Responses from students on course evaluations (which are qualitative at Randolph College) often included statements to indicate that they found the course both interesting and challenging. For many students, it was a challenge in a 200 level course to be the main focus of the conversations that took place in class as opposed to a more lecture-focused course. At the same time, many students also noted that they enjoyed the seminar-style of the course. The one challenge faced for many discussions was related to the participation component of the course and grade. During each class meeting, I needed to be aware not only of the content covered but also to ensure that all student/countries were represented. Students did talk to me about those in class who dominated the conversation, making it more difficult for others to talk; a concern for students in any class that is discussion based and in which participation is a component of the grade. Of course there are a number of teaching strategies that can assist with this matter (e.g., discussion format rules) In assessing the course overall, I went back to my goals for the semester that focused on a better understanding of child abuse as a social problem and an awareness of the cross-cultural similarities and differences. Indeed, many students stated that the course opened their eyes to both the prevalence of abuse and the different ways in which the social and political climate of a country can significantly change how the problem is both defined and addressed.

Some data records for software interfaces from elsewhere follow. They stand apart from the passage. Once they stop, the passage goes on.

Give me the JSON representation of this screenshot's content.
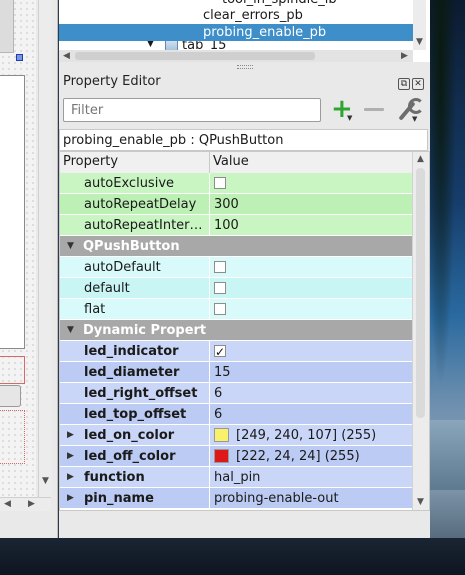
{
  "object_tree": {
    "rows": [
      {
        "label": "tool_in_spindle_lb",
        "selected": false
      },
      {
        "label": "clear_errors_pb",
        "selected": false
      },
      {
        "label": "probing_enable_pb",
        "selected": true
      },
      {
        "label": "tab_15",
        "selected": false
      }
    ]
  },
  "property_editor": {
    "title": "Property Editor",
    "filter_placeholder": "Filter",
    "class_label": "probing_enable_pb : QPushButton",
    "col_property": "Property",
    "col_value": "Value",
    "rows": [
      {
        "kind": "prop",
        "color": "green",
        "name": "autoExclusive",
        "type": "checkbox",
        "checked": false
      },
      {
        "kind": "prop",
        "color": "green",
        "name": "autoRepeatDelay",
        "type": "text",
        "value": "300"
      },
      {
        "kind": "prop",
        "color": "green",
        "name": "autoRepeatInter…",
        "type": "text",
        "value": "100"
      },
      {
        "kind": "section",
        "name": "QPushButton"
      },
      {
        "kind": "prop",
        "color": "cyan",
        "name": "autoDefault",
        "type": "checkbox",
        "checked": false
      },
      {
        "kind": "prop",
        "color": "cyan",
        "name": "default",
        "type": "checkbox",
        "checked": false
      },
      {
        "kind": "prop",
        "color": "cyan",
        "name": "flat",
        "type": "checkbox",
        "checked": false
      },
      {
        "kind": "section",
        "name": "Dynamic Properties"
      },
      {
        "kind": "prop",
        "color": "blue",
        "name": "led_indicator",
        "type": "checkbox",
        "checked": true
      },
      {
        "kind": "prop",
        "color": "blue",
        "name": "led_diameter",
        "type": "text",
        "value": "15"
      },
      {
        "kind": "prop",
        "color": "blue",
        "name": "led_right_offset",
        "type": "text",
        "value": "6"
      },
      {
        "kind": "prop",
        "color": "blue",
        "name": "led_top_offset",
        "type": "text",
        "value": "6"
      },
      {
        "kind": "prop",
        "color": "blue",
        "name": "led_on_color",
        "type": "color",
        "swatch": "#f9f06b",
        "value": "[249, 240, 107] (255)",
        "expandable": true
      },
      {
        "kind": "prop",
        "color": "blue",
        "name": "led_off_color",
        "type": "color",
        "swatch": "#de1818",
        "value": "[222, 24, 24] (255)",
        "expandable": true
      },
      {
        "kind": "prop",
        "color": "blue",
        "name": "function",
        "type": "text",
        "value": "hal_pin",
        "expandable": true
      },
      {
        "kind": "prop",
        "color": "blue",
        "name": "pin_name",
        "type": "text",
        "value": "probing-enable-out",
        "expandable": true
      }
    ]
  }
}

Bottoms, B. L., Kovera, M. B., & McAuliff, B. D. (2002). Children, social science, and the law. Cambridge University Press, United Kingdom.
Bottoms, B. L., & Goodman, G. S. (1996). International perspectives on child abuse and children’s testimony: Psychological Research and Law. Thousand Oaks, CA: Sage Publications.
Schwartz-Kenney, B. M., McCauley, M., & Epstein, M. A. (2001). Child abuse: A global view. Westport, CT: Greenwood Press.
Additional reading assignments and website resources:
Jones, L. M., Finkelhor, D., & Halter, S. (2006). Child maltreatment trends in the 1990’s: Why does neglect differ from sexual and physical abuse? Child Maltreatment, 11, 107-120.
Poole, D. A., & Lamb, M. E. (1998). Customizing interviews (pp. 151-206). Investigative interviews of children. American Psychological Association, Washington, D.C.
- Chief Editor: Mark Costanzo
Claremont McKenna College
- Co-editor: Allison Redlich
University of Albany
- Co-editor: Beth Schwartz
- Co-editor: Jennifer Groscup